In seven years of living on a narrowboat I never learned to tie a proper knot, much to my shame. However, when you have a boat you are going to have to get to grips with ropes and at least some form of lashing them round things.
There are two main uses for ropes (which proper boaters love to call ‘lines’); one is to tie the boat up so that it remains moored to the bank; the other is for controlling the boat from the towpath, such as bringing the boat into a lock landing or indeed when bringing it in for mooring.
To this end you will find all canal boats have long ropes secured to posts at the bow (front) and stern (back). You can then take the other end of the rope ashore with you and use it to secure the boat (click here to see more specifics about where you can moor, and click here for mooring procedures).
There will also be at least one rope, called a centreline, which is secured to a point roughly in the middle of the roof and taken back to the stern so that it can be grabbed with ease by you as you step off the boat, and taken ashore. By pulling (hard!) on this rope, you can bring the boat into the towpath.
You might be wondering why you need that – surely you can just drive up to the bank, stop the engine and step off? Well, firstly it’ll be very hard to come to an absolute dead stop so the boat will keep moving slightly, and secondly on a river there is a current so even if you stop, the boat may promptly start floating away.
Hence when you need to come up to the bank (eg to moor, or to use a lock), you get as close as you can, go as slow as you can, and at the last moment give a burst of reverse then drop the engine into neutral and step ashore with the centreline, at which point the boat is under your control via that rope. Do remember to pop the engine into neutral else you’ll be pulling against it and it will likely win.
This is less of an issue if you have other people aboard as someone can always stay at the tiller and control the boat that way if needed. Or you can drop someone else off with the centreline while you stay at the tiller. But if you’re alone on the boat – and there are a lot of single-handed canal boaters – then getting used to handling the boat with just the centreline will be essential.

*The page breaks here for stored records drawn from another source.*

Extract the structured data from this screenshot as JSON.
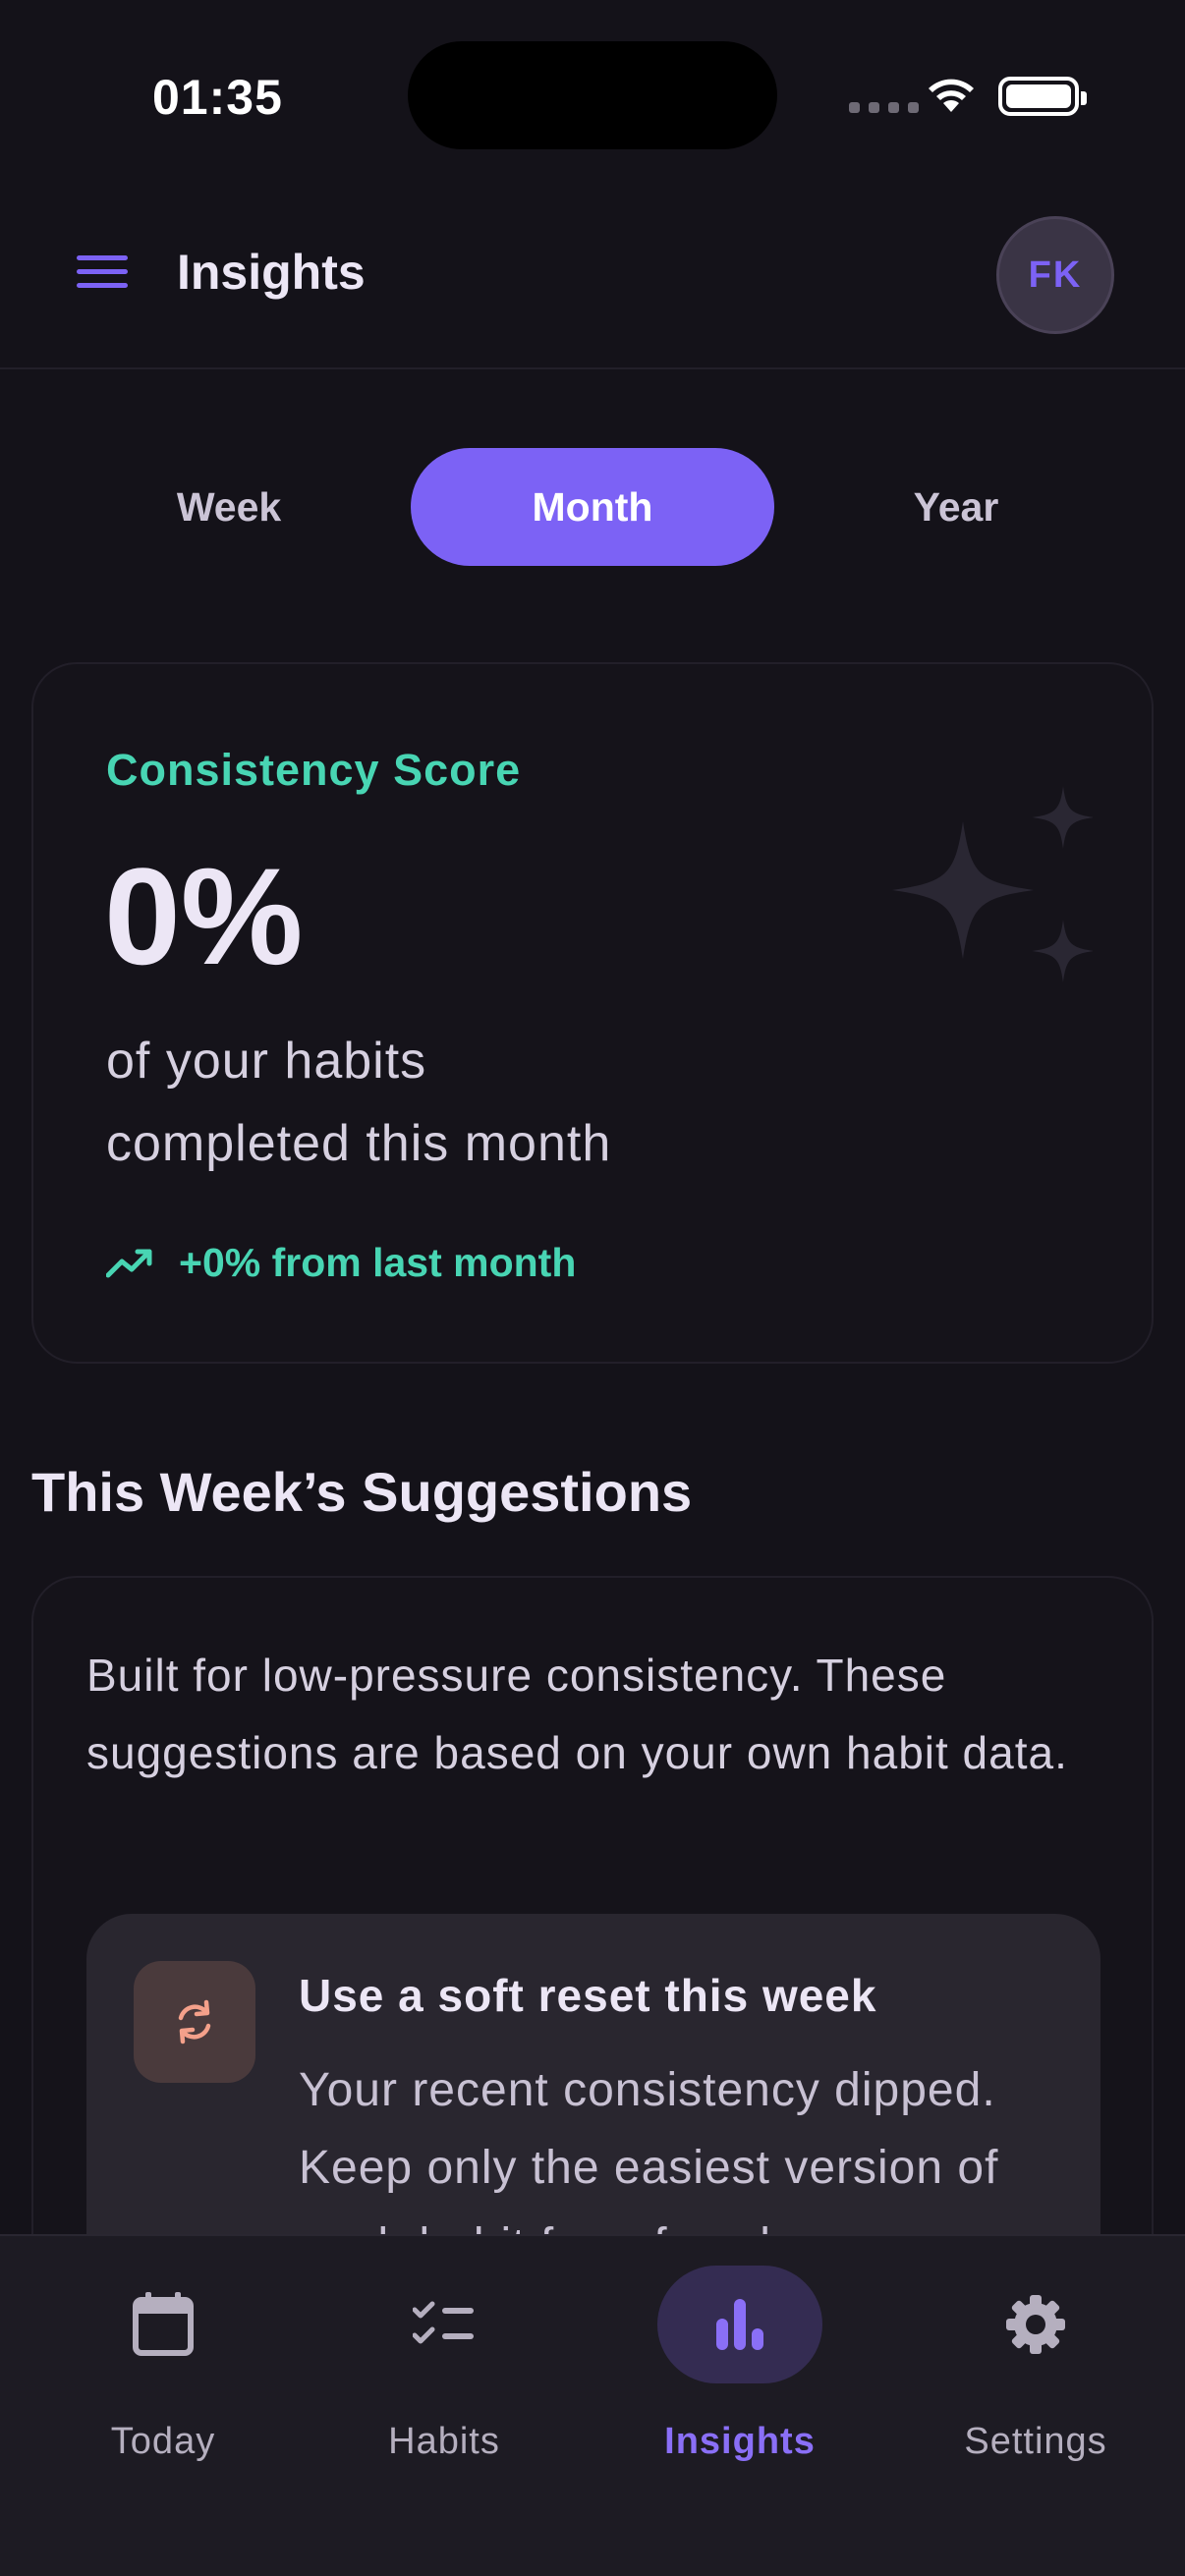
{
  "status_bar": {
    "time": "01:35"
  },
  "header": {
    "title": "Insights",
    "avatar_initials": "FK"
  },
  "period_tabs": [
    {
      "label": "Week",
      "selected": false
    },
    {
      "label": "Month",
      "selected": true
    },
    {
      "label": "Year",
      "selected": false
    }
  ],
  "consistency": {
    "label": "Consistency Score",
    "value": "0%",
    "description_line1": "of your habits",
    "description_line2": "completed this month",
    "trend": "+0% from last month"
  },
  "suggestions": {
    "title": "This Week’s Suggestions",
    "intro": "Built for low-pressure consistency. These suggestions are based on your own habit data.",
    "tip": {
      "title": "Use a soft reset this week",
      "body": "Your recent consistency dipped. Keep only the easiest version of each habit for a few days so"
    }
  },
  "bottom_nav": [
    {
      "label": "Today",
      "icon": "calendar-icon",
      "active": false
    },
    {
      "label": "Habits",
      "icon": "checklist-icon",
      "active": false
    },
    {
      "label": "Insights",
      "icon": "bar-chart-icon",
      "active": true
    },
    {
      "label": "Settings",
      "icon": "gear-icon",
      "active": false
    }
  ],
  "colors": {
    "background": "#141219",
    "accent": "#7c62f5",
    "teal": "#48d5b3",
    "tip_icon": "#f4a08a"
  }
}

Particularly as you come up to locks, when bringing the boat into and out of a lock, and when controlling the boat within the lock, the centreline will be your best friend.
One thing to be aware of is that the centreline should be long enough to be usable but not so long so to get caught by the propeller in the event that the end falls into the water. Believe me, there is nothing quite so frustrating as having to cut a rope free from around your propshaft while you lie across the engine bay with your arms down the weed hatch into the freezing, dirty canal water!